Posted on November 16, 2022
Germany on Tuesday marked the completion of port facilities for the first of five planned liquefied natural gas terminals it is scrambling to put in place as it replaces the Russian pipeline gas that once accounted for more than half its supplies.
The site in the North Sea port of Wilhelmshaven was one of two that the German government announced shortly after Russia invaded Ukraine in February. Germany until now has had no LNG terminals.
Five such terminals are planned in total — part of a drive to prevent an energy crunch that also includes temporarily reactivating old oil- and coal-fired power stations and extending the life of Germany’s last three nuclear power plants, which were supposed to be switched off at the end of this year, until mid-April.
Germany also filled its gas storage facilities ahead of the winter, although officials stress that it’s still necessary for households and businesses to save gas.
Construction work on the Wilhelmshaven terminal started in May. The next step will be the docking of a specially equipped ship, the so-called “floating storage and regasification unit.” Authorities hope that the terminal will be ready to start work and receive tankers full of LNG at the beginning of the year.
Christian Janzen, the project manager at the Wilhelmshaven terminal for gas importer Uniper, said they expect one LNG tanker a week to arrive there to unload gas that will be put into the German domestic pipeline network. The terminal would have an annual capacity of about 5 billion cubic meters of gas and receive some 170,000 cubic meters per week.
“This terminal is a significant building block for Germany’s supply security,” Janzen said. “With this, we can import about 8% of German natural gas consumption.”
Wilhelmshaven will be connected to the domestic gas network by a 26-kilometer (16-mile) pipeline that authorities say is nearly ready.
Economy Minister Robert Habeck, who is responsible for energy, praised the “enormous speed” with which the terminal was built in a country where long planning processes have been a concern. “The example of Wilhelmshaven shows that Germany can be fast and advance infrastructure projects with great determination” when everyone pulls together, he said in a statement.
Four other LNG terminals are planned.

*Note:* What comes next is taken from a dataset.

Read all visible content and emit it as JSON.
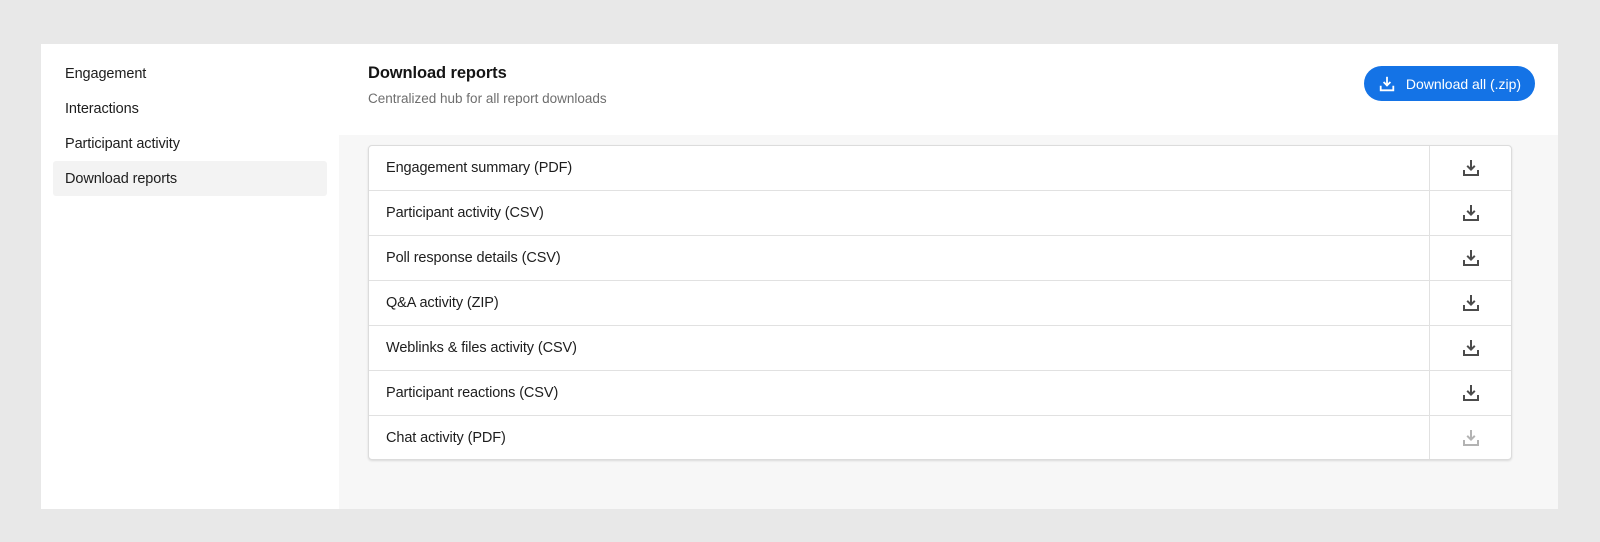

Another terminal, at Brunsbuettel, also is expected to be ready around the turn of the year, with facilities in Stade, at Lubmin on the Baltic Sea coast and a second terminal in Wilhelmshaven also on the way.
Much of Germany’s current gas supply comes from or via Norway, the Netherlands and Belgium.
Gas is used to heat homes, power industry and generate electricity. It accounted for 11.7% of Germany’s electricity generation in this year’s first half, down from 14.4% a year earlier. Coal made up 31.4% of the energy mix, renewable sources 48.5% and nuclear power 6%.
Efforts to make Germany independent of Russian gas were well underway before Russia started reducing supplies through the Nord Stream 1 pipeline, which was its main supply route, in mid-June. Russia hasn’t supplied any gas to Germany since the end of August.
Geir Moulson reported from Berlin.